by Dan Harris
American lawyers love using indemnification provisions in product manufacturing agreements. They love them so much that they often use them in China manufacturing contracts (OEM Agreements) even though they do not work well at all there.
American lawyers often put in a provision stating that if there is a product recall, the Chinese company must indemnify the American company for any fees/costs/damages incurred by the American company arising from the recall. American lawyers also often put in a provision stating that if anyone is injured by a product defect, the Chinese company must indemnify the American company for any fees/costs/damages incurred by the American company arising from the defect.
These sorts of provisions sound so good and so safe. The only problem is that they aren’t.
If a Chinese manufacturing company breaches a contract in a way that damages the American buyer, then in principle the Chinese side is liable for all damages that flow directly from such a breach. This includes the types of damages in normal indemnity provisions. It is therefore usually unnecessary to include indemnity provisions in contracts that will be enforced in China using Chinese law. For why it usually makes sense to have your manufacturing contract be enforced in China, check out China OEM Agreements. Why Ours Are In Chinese. Flat Out.
American companies are quite reasonably concerned that if their Chinese manufacturer provides them with defective products they (the American companies) could suffer liability for damages in amounts much greater than the purchase price of the product. In that situation, a claim against the Chinese manufacturer for a refund of the product price or a repair or replacement of the products is not going to come close to being sufficient to cover the damages incurred. This is very real risk in purchasing products from China.
The problem though is that you cannot expect to get a Chinese court to find a Chinese company liable for such damages. Foreign judges generally — and Chinese judges in particular — think that American courts are out of control with the damages they impose in product liability cases. So even when a Chinese manufacturer has clearly breached its contract (lead paint in children’s toys for example), Chinese courts and Chinese arbitrators typically limit the damage award to nothing more that the direct cost: a refund, a repair or a replacement, plus maybe reimbursement of penalties imposed against the American company for something like a late delivery. Chinese courts and Chinese arbitrators almost never will enter an award covering losses from product liability claims, whether those claims are made by consumers or by a government.

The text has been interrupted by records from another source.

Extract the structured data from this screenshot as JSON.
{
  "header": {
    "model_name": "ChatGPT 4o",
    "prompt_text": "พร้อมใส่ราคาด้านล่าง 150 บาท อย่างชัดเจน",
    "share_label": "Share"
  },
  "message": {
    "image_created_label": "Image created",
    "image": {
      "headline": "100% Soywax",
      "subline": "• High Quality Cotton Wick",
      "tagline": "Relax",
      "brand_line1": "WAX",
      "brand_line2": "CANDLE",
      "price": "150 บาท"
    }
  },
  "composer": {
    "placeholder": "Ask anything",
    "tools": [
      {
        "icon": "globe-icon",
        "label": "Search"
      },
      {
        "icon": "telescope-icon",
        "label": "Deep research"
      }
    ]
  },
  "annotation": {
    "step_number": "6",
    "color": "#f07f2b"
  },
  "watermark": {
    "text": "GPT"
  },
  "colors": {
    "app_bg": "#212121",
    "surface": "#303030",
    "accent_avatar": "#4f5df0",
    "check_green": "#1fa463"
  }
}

Usually, the best way for American companies to protect themselves from product liability and product recall claims is by securing the right insurance, with the premium costs viewed as part of the cost of doing business in China. You can try to get your Chinese manufacturer to pay your insurance premiums, but in our experience few Chinese manufacturers will agree to this and those that do will somehow raise their product pricing to cover it.
Sorry, indemnification lovers….